“I’m bad at being told what to do,” says Rory Mullarkey with a grin. The playwright, raised in a military family, quickly found that taking orders wasn’t for him when he tried to join the army as a teenager. A few years later, fresh from studying Russian at Cambridge University, a stint at drama school in St Petersburg was similarly short-lived. “My temperament just was not suited to being told what to do for a year.”
The same unruly streak runs through Mullarkey’s plays. Cannibals, the play that made him the youngest writer ever staged in the Royal Exchange Theatre’s main house at 25, contained a whole section written daringly in Russian. His Royal Court debut The Wolf from the Door playfully set violent insurrection in the green and pleasant land of rural England, while Pentabus commission Each Slow Dusk deliberately eschewed accepted First World War narratives.
Avoiding or subverting convention, Mullarkey says, has paid off. “I wrote stuff for a while and sent it off to places, but when people really started to take notice of it and put it on was when I’d abandoned all desire to do anything that was what I thought I was supposed to do.”
The acting might not have stuck, but Mullarkey’s fascination with Russia did. He reels off a long list of Russian authors – Dostoyevsky, Lermontov, Goncharov, Chekhov, Pushkin, Gogol – whose influence has seeped into his writing. “I read and re-read those guys until they were in my metabolism, because I loved what they said so much; not only their stories, but also the philosophical weight of the feelings they express.” Learning Russian as a teenager at Manchester Grammar School, he fell in love “with the sounds of it, with the way the words move”.
It was Mullarkey’s Russian that got him his first gig out of university.
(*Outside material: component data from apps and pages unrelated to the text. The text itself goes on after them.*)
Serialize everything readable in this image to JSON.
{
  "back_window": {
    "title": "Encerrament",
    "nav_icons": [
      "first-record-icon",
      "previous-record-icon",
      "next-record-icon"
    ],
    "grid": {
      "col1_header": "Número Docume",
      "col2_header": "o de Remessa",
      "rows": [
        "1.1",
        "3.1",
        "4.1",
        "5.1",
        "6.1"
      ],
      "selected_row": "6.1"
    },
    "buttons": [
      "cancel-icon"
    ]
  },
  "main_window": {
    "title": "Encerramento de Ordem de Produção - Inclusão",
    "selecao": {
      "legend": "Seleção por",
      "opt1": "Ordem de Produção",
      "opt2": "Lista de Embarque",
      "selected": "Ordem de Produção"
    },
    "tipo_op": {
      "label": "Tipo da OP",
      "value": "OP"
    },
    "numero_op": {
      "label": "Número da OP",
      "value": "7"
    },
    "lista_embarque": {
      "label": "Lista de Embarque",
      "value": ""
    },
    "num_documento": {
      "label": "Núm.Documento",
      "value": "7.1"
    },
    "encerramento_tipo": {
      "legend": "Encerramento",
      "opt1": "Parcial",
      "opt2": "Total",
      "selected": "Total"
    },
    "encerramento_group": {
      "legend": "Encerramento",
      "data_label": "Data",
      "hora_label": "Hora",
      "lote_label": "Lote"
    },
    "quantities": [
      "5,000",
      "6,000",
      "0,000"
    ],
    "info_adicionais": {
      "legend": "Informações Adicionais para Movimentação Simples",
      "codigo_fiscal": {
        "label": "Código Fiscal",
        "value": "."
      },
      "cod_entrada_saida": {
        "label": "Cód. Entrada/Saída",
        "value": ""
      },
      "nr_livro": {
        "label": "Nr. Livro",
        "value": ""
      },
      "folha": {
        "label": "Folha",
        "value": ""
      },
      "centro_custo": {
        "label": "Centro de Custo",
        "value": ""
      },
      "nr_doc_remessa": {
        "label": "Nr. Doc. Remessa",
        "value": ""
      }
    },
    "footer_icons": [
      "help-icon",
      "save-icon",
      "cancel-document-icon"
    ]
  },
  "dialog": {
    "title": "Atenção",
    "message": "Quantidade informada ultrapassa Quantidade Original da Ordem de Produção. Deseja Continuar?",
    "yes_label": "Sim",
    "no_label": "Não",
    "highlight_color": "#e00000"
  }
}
While performing in his own play on the Edinburgh Fringe, word of the show spread to director Lyndsey Turner – Mullarkey’s “number one living inspiration” – who asked to read the script.
Discovering that Mullarkey could speak Russian, she quickly set him to work on a series of translations for the Royal Court, offering a crucial foot in the door. It was also a steep learning curve.
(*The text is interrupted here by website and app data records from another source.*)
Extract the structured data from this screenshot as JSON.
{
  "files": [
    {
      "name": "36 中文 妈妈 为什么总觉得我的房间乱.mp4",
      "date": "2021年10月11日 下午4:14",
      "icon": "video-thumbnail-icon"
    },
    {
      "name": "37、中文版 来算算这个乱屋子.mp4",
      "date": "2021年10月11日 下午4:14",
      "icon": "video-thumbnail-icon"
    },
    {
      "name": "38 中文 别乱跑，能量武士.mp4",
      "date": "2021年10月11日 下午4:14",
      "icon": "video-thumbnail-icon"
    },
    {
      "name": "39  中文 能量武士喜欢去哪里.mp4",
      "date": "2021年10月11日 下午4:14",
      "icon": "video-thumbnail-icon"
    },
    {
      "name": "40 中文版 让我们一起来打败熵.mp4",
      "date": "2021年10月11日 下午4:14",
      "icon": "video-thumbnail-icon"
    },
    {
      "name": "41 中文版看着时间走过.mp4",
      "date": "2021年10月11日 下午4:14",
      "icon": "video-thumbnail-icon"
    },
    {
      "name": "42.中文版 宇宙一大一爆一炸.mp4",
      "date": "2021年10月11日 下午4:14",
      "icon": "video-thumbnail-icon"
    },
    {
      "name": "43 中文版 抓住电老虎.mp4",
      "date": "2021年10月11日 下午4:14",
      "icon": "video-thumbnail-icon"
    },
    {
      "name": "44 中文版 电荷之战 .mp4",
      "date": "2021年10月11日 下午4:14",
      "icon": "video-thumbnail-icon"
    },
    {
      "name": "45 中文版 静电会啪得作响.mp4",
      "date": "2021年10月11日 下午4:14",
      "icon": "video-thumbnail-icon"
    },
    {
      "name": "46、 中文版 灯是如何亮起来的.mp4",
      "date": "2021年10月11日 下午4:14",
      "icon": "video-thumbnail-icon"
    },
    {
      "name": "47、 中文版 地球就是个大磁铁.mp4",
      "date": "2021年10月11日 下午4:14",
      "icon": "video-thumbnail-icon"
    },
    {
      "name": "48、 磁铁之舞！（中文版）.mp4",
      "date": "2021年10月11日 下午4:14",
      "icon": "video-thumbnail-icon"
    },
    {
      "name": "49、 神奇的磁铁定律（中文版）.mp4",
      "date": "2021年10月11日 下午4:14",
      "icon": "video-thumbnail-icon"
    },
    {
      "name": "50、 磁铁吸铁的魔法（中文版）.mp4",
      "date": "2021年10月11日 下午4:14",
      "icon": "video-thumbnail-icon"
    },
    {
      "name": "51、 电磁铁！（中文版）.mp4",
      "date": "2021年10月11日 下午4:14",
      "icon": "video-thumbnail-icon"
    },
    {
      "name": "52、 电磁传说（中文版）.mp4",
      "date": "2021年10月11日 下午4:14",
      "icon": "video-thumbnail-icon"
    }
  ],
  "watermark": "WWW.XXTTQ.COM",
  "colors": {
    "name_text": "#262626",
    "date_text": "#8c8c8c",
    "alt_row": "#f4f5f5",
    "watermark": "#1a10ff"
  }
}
“Going through 20 plays and every single line, seeing it in one language and making it work as an active line in English – it’s probably the best education I could have asked for in making sure the dialogue I was trying to write was going to be active,” he says.
The Edinburgh Fringe show that got Mullarkey noticed back in 2007 – “I wouldn’t be here if I hadn’t done that,” he insists – was directed by one Robert Icke. Now, eight years later, both men have found themselves tackling The Oresteia, Aeschylus’s epic trilogy of Greek tragedies – Icke for the Almeida Theatre, Mullarkey for Shakespeare’s Globe.
“I’ve always loved it as a thing because it’s huge and ambitious,” says Mullarkey of the play cycle, adding that “it feels like it’s got this huge, monolithic weight behind it.”
Mullarkey and Icke’s new takes on The Oresteia are just the crest of a huge wave of Ancient Greek drama on British stages. Another Oresteia is coming to Home in Manchester later this year, while the Almeida continues its Greeks season with Bakkhai and Medea, alongside a summer festival of related events. That’s not to mention another new version of Medea at the Gate Theatre, Greek myths for kids at the Unicorn Theatre, and National Theatre Wales’ epic multimedia retelling of The Iliad.
What is it about these ancient narratives that speaks to us so powerfully now? Mullarkey suggests that in an age of globalisation and inconceivably powerful market forces, “our world feels a lot more confusing and abstracted and we feel further away from the decisions which affect our lives”, an experience that Aeschylus’ trilogy timelessly captures.
“It takes all of those things – foreign policy, the economy, discussions about gender and politics as a whole– and boils them down to the thing that is ultimately the most tangible thing of all, which is blood.”
Greek tragedy also offers plenty of scope for reinvention. As Mullarkey puts it: “The texts are these extraordinary stories but ultimately they’re blank canvases for adaptation and production.”
He’s seen Icke’s radical reworking of The Oresteia – “It was like listening to someone else tell you a story you’ve heard before” – but his own adaptation opts for a different tack, focusing instead on the role of the chorus. Rather than worrying about fidelity, Mullarkey suggests that it’s about the theatrical journey of the trilogy.
“The Oresteia takes the audience through such an extraordinary cycle of events,” he says. “That’s what you’ve got to try and get from doing a production of it: you come out of it having been through something.”
Photo: Marc Brenner.